Staying prepared: Over 2,000 attend county’s All Hazards conference

Head gear is on display at a booth for Safeware Mallory Safety Solutions and Services at the Hazards Conference on Wednesday, March,27, 2019 in McAllen. (Delcia Lopez |

McALLEN — Hidalgo County’s All Hazards Conference received a hat tip from several state agencies Wednesday for its continued growth and its focus to educate everyone who responds to natural and manmade disasters.

Now in its seventh year, the two-day conference kicked off with a video message from Gov. Greg Abbott and keynote speeches from several other dignitaries, including one by Texas Department of Public Safety Chief W. Nim Kidd, of the Texas Division of Emergency Management.

“I didn’t register for this conference today, I’ll tell you why,” he said during a news conference Wednesday. “Because in the seven years that it’s been around, I think it’s bigger than the state’s emergency conference, so I didn’t want to add one more to the (list).”

Organizers touted the conference as the second largest of its kind in the state and the only free one offered to invited participants.

Hidalgo County Emergency Management Coordinator Rick Saldaña, who also served as the conference incident commander, estimated more than 2,000 people had attended the event during opening day Wednesday.

The conference offers a number of breakout sessions with over 70 presenters and follows a standardized approach to emergency management developed by the Department of Homeland Security, Saldana said.

“In this day and age, we must take every opportunity to train, not only our first responders, but also the support staff, in the unified command structure because during an emergency, (this structure) ensures that crucial information is communicated (effectively),” Saldaña said.
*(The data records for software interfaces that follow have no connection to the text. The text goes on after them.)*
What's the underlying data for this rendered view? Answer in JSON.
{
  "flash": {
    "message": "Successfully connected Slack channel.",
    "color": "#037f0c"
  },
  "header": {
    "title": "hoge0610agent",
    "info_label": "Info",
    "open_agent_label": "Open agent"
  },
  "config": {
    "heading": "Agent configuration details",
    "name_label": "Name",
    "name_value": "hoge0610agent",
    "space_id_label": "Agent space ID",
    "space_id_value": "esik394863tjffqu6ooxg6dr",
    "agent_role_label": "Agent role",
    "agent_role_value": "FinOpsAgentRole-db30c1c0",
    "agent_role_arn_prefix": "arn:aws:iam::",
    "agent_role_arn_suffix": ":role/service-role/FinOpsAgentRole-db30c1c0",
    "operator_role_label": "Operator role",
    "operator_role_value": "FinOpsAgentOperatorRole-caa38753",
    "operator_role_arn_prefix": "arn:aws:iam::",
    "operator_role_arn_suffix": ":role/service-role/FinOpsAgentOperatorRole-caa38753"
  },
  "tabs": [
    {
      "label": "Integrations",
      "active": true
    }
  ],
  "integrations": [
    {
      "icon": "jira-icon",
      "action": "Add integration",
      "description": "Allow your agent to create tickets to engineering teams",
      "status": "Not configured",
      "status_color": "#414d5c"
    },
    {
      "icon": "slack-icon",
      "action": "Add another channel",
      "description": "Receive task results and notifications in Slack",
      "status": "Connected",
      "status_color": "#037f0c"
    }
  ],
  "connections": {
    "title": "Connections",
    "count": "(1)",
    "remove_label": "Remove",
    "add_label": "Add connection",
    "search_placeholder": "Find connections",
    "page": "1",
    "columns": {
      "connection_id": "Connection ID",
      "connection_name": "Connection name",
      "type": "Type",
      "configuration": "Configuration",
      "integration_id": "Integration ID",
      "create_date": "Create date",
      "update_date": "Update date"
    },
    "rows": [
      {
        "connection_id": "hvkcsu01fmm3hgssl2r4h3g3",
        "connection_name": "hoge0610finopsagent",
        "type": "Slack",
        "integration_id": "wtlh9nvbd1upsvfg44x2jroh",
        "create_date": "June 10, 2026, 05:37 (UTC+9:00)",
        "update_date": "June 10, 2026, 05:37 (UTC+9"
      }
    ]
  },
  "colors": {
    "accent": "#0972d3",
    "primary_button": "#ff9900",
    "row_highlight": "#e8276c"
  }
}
Hidalgo County Precinct 1 Commissioner David Fuentes spoke about the coordinated effort that was carried out by a number of agencies and nonprofits that responded to major flooding in his precinct in June 2018, when within a 36-hour window, Hidalgo County received 34 inches of rain.

“This was a very significant rain event,” Fuentes recalled. “We didn’t have the 65 mile-per-hour winds to classify it as a hurricane, but it was just as damaging with the amount of rainfall that we had. It inundated our system and it really showed how important it was for all of us to be able to work together.”

But the Rio Grande Valley is well adept to working together, said David Gruber, associate commissioner for regional and local health operations for the Texas Department of State Health Services.

“Again, I get a chance to go all over the state,” he said. “I will say publicly that this region is probably the most cohesive region of all the regions — for numerous reasons — but that fact is that you do work together … and that’s the most important thing.”

McAllen Mayor Jim Darling reiterated the importance of collaborating.

“I think the most important thing to remember is that there are no city limits or jurisdictions when it comes to disasters,” he said. “This conference is symbolic of that cooperation. We have enforcement, public works, and literally everybody that is involved in natural disasters.”

The conference will continue Thursday.